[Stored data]
********************

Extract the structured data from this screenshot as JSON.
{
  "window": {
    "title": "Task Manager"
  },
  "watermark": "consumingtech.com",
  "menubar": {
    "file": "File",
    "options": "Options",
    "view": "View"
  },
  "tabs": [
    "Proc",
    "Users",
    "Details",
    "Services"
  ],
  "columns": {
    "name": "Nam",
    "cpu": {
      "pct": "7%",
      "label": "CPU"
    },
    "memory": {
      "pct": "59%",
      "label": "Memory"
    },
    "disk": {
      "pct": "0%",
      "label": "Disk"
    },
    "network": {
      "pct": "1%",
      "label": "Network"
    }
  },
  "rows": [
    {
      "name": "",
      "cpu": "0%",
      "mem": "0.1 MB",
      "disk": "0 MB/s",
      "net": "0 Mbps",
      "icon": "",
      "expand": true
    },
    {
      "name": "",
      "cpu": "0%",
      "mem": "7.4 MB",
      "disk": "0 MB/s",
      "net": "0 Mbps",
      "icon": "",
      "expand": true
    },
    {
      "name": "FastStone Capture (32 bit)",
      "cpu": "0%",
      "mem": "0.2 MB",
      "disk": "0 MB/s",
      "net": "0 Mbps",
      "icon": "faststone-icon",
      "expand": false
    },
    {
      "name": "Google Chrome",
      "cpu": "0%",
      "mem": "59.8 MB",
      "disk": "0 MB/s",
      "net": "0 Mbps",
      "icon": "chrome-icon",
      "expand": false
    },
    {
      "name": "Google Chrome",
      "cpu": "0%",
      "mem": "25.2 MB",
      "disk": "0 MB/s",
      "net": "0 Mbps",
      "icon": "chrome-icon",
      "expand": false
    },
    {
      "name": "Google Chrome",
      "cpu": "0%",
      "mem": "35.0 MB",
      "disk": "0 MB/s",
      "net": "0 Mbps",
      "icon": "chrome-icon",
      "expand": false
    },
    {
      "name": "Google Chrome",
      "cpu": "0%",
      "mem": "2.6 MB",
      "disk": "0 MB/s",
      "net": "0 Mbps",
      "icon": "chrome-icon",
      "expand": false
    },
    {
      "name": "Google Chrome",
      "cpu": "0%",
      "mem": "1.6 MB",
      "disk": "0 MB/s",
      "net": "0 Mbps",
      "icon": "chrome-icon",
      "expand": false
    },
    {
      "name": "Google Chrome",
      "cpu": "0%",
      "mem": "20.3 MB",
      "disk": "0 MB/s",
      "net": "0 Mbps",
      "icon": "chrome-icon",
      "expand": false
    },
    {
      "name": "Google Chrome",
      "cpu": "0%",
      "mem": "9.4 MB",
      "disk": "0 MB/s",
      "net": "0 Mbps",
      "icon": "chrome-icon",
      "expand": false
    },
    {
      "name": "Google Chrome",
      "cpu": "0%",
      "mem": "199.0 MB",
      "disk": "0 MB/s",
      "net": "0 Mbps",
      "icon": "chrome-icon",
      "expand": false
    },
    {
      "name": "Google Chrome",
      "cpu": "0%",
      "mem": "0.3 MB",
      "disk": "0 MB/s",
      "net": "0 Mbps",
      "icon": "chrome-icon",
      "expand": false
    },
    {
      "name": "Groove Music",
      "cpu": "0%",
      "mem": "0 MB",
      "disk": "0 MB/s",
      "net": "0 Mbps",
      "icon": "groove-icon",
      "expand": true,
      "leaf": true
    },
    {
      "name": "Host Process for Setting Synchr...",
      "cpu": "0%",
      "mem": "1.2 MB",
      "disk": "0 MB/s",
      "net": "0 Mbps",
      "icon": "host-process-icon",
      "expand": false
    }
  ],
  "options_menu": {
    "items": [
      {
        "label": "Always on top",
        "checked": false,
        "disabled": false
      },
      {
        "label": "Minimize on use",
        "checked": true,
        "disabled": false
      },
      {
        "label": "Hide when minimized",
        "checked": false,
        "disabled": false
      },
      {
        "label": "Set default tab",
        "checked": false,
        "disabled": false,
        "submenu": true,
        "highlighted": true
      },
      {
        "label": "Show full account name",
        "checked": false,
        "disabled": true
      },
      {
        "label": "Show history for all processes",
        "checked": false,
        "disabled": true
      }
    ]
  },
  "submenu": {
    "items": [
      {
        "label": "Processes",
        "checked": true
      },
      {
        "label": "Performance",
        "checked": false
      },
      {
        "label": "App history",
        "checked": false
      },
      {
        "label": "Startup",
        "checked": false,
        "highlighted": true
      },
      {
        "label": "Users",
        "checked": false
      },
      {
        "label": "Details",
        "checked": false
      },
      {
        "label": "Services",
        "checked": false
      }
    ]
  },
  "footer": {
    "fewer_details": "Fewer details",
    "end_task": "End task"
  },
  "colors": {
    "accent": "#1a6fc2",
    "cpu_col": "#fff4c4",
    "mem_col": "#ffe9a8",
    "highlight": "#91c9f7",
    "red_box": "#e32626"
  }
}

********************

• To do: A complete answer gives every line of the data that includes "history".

• Reply to the task:
        "label": "Show history for all processes",
        "label": "App history",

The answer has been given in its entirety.